Cited PatentFiling datePublication dateApplicantTitle
US5928493Nov 24, 1997Jul 27, 1999Kaspar Electroplating CorporationProcess and apparatus for electrocoagulative treatment of industrial waste water
WO1996017667A2Dec 4, 1995Jun 13, 1996Hdw Nobiskrug GmbhDevice for separating oil-in-water emulsions by electrocoagulation
Referenced by
Citing PatentFiling datePublication dateApplicantTitle
US7211187Oct 29, 2004May 1, 2007Steven LumbertMobile or stationary modular self-contained dehydration toilet, dehydration engine, and gray water recovery system
US7632410Aug 23, 2004Dec 15, 2009Christopher HeissUniversal water purification system
US7682492Apr 2, 2004Mar 23, 2010New Earth Systems, Inc.Electrocoagulation system
US7731854 *Feb 15, 2007Jun 8, 2010H2O Tech, Inc.treating a drilling fluid in a reserve pit and creating a pure form of water that can be reused in a drilling operation reducing the cost of hauling water to the drilling site or discharged into a ground surface without violating state and federal environmental regulations
US7794606 *Apr 9, 2007Sep 14, 2010Innovation Services, Inc.Modular flameless waste treatment method
US7799234 *Apr 9, 2007Sep 21, 2010Innovation Services, Inc.Modules; for infectious wastes; enclosure for ion generation, oxidizer and chelation
US8119008Feb 14, 2007Feb 21, 2012Christopher HeissReverse osmosis; electric field exposure; ultrafiltration; microfiltration
US8347960Jan 25, 2010Jan 8, 2013Water Tectonics, Inc.Method for using electrocoagulation in hydraulic fracturing
US8523965Feb 6, 2013Sep 3, 2013Doulos Technologies LlcTreating waste streams with organic content
US8734645Jul 7, 2008May 27, 2014Christopher HeissMedia-free system for the production of high purity water and methods of use
US8858790 *Jul 31, 2008Oct 14, 2014Rockwater Resource, LLCThree phase electrocoagulation effluent treatment apparatus and methods
US8858791 *Jul 31, 2008Oct 14, 2014Rockwater Resource, LLCElectrocoagulation apparatus with integrated sludge control chamber and feed controller assembly

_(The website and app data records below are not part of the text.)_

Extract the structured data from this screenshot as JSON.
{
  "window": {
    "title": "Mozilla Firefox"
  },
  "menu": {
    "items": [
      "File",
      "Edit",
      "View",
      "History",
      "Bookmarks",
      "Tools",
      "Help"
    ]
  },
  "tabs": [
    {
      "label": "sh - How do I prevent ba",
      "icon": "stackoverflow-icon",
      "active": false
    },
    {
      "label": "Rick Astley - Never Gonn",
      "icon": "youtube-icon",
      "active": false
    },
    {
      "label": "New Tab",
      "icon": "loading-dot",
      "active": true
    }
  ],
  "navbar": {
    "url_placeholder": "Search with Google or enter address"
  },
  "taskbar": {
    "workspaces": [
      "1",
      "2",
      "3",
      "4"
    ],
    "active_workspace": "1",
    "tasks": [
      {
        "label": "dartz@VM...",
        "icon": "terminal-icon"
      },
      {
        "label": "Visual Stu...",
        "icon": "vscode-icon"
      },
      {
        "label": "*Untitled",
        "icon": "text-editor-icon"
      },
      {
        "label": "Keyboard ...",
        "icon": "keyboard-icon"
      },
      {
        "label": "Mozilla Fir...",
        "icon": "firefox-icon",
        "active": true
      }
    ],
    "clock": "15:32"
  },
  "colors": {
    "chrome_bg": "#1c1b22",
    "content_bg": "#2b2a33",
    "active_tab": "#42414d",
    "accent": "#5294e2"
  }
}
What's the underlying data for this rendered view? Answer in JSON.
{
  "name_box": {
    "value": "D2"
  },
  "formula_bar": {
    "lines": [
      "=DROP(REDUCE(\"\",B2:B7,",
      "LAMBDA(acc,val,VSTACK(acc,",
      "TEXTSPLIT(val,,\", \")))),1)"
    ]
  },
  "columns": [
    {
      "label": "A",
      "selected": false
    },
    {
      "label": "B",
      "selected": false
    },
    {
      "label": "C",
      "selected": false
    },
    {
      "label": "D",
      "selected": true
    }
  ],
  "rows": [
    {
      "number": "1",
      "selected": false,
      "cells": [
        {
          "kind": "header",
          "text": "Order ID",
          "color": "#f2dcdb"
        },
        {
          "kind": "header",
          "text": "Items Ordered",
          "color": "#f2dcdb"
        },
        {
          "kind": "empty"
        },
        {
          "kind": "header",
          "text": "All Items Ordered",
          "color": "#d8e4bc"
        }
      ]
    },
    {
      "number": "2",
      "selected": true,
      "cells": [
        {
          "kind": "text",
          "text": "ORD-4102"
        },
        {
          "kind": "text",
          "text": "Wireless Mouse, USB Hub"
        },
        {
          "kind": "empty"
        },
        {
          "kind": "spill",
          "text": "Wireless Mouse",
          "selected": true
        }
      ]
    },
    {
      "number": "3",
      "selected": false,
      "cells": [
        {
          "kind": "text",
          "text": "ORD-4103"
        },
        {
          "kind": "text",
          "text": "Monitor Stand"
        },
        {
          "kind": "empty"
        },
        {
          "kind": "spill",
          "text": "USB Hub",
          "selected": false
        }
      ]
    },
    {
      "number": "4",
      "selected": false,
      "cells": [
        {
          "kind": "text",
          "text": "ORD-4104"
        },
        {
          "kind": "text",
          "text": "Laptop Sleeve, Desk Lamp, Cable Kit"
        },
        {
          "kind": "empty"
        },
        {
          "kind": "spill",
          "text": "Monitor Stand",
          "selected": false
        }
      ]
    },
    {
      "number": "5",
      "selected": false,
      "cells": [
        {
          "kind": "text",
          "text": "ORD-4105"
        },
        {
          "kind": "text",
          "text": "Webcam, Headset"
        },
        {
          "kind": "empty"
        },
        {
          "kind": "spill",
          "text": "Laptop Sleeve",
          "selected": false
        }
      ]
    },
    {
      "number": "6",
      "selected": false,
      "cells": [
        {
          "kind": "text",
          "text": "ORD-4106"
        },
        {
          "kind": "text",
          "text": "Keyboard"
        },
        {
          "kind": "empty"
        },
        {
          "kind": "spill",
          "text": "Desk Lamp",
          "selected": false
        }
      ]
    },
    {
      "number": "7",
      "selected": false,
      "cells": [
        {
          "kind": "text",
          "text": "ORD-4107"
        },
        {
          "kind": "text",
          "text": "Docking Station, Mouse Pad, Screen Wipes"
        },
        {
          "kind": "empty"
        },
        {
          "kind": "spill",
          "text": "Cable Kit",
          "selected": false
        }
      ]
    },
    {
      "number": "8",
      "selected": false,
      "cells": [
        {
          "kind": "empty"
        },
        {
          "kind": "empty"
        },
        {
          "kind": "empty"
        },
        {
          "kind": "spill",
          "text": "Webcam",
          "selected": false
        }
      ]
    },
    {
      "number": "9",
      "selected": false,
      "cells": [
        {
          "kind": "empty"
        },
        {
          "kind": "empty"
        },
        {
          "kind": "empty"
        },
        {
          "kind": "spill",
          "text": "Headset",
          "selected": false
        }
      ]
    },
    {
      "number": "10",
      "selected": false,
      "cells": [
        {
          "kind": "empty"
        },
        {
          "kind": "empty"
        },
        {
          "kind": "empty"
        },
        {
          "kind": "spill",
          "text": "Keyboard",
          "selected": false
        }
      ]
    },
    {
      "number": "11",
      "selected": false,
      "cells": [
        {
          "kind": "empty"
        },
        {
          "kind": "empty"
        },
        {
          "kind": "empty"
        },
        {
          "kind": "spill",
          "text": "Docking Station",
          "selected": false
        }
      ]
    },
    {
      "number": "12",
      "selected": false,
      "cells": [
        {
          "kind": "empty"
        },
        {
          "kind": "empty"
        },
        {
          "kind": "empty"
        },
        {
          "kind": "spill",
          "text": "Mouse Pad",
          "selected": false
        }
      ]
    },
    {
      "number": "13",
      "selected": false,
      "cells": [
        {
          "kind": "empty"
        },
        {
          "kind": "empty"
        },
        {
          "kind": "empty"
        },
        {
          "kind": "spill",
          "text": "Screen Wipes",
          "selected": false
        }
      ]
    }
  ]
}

US20100116686 *Jul 31, 2008May 13, 2010Wiemers Reginald AThree phase electrocoagulation effluent treatment apparatus and methods
US20100126869 *Jul 31, 2008May 27, 2010Wiemers Reginald AElectrocoagulation apparatus with integrated sludge chamber and feed controller assembly

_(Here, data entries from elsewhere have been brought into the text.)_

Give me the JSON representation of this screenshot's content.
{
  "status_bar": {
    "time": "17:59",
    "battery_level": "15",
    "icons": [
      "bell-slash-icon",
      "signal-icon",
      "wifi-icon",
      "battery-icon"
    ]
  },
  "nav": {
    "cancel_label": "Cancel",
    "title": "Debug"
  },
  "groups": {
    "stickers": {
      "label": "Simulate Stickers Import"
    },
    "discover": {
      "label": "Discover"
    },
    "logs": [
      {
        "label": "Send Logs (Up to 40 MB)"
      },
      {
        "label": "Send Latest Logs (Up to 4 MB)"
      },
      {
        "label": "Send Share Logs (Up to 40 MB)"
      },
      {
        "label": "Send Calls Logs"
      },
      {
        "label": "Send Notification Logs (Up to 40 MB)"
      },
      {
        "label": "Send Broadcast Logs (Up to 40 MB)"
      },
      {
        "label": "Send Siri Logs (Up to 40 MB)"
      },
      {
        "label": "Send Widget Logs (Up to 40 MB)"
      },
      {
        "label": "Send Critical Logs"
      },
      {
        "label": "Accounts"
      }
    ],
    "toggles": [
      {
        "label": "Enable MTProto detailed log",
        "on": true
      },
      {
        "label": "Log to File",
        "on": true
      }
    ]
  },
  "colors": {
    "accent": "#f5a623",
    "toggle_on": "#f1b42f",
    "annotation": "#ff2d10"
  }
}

US20120228117 *Mar 8, 2012Sep 13, 2012Panunzio Mindy SSystem and method of purifying and recycling or discharging septic tank effluent, graywater, rainwater and stormwater
WO2005121029A1 *Jun 10, 2005Dec 22, 2005Envirogain IncContaminated liquid treatment using electrocoagulation and flotation decantation
Classifications
U.S. Classification205/757, 205/742, 204/275.1, 204/269, 204/237
International ClassificationC02F1/463, C02F1/00, C02F1/40
Cooperative ClassificationC02F2301/063, C02F2303/12, C02F2001/007, C02F1/40, C02F1/463
European ClassificationC02F1/463
Legal Events
DateCodeEventDescription
Apr 9, 2012SULPSurcharge for late payment
Year of fee payment: 7
Apr 9, 2012FPAYFee payment
Year of fee payment: 8
Jan 23, 2012REMIMaintenance fee reminder mailed
Mar 31, 2010ASAssignment
Owner name: HZOTECH, INC,COLORADO
Free format text: ASSIGNMENT OF ASSIGNORS INTEREST;ASSIGNOR:HERBST, ROBERT J.;US-ASSIGNMENT DATABASE UPDATED:20100401;REEL/FRAME:24170/286
Effective date: 20100310
Owner name: H2OTECH, INC,COLORADO
Free format text: ASSIGNMENT OF ASSIGNORS INTEREST;ASSIGNOR:HERBST, ROBERT J.;REEL/FRAME:24170/286
Free format text: ASSIGNMENT OF ASSIGNORS INTEREST;ASSIGNOR:HERBST, ROBERT J.;REEL/FRAME:024170/0286
Dec 17, 2007REMIMaintenance fee reminder mailed
Dec 7, 2007FPAYFee payment
Year of fee payment: 4
Feb 2, 2005ASAssignment
Owner name: NU ELEMENT, INC., WASHINGTON
Free format text: ASSIGNMENT OF ASSIGNORS INTEREST;ASSIGNOR:LOFFLER, DANIEL G.;REEL/FRAME:016251/0022
Effective date: 20050201
Owner name: NU ELEMENT, INC. 2323 N. 30TH STREET SUITE 100TACO
Free format text: ASSIGNMENT OF ASSIGNORS INTEREST;ASSIGNOR:LOFFLER, DANIEL G. /AR;REEL/FRAME:016251/0022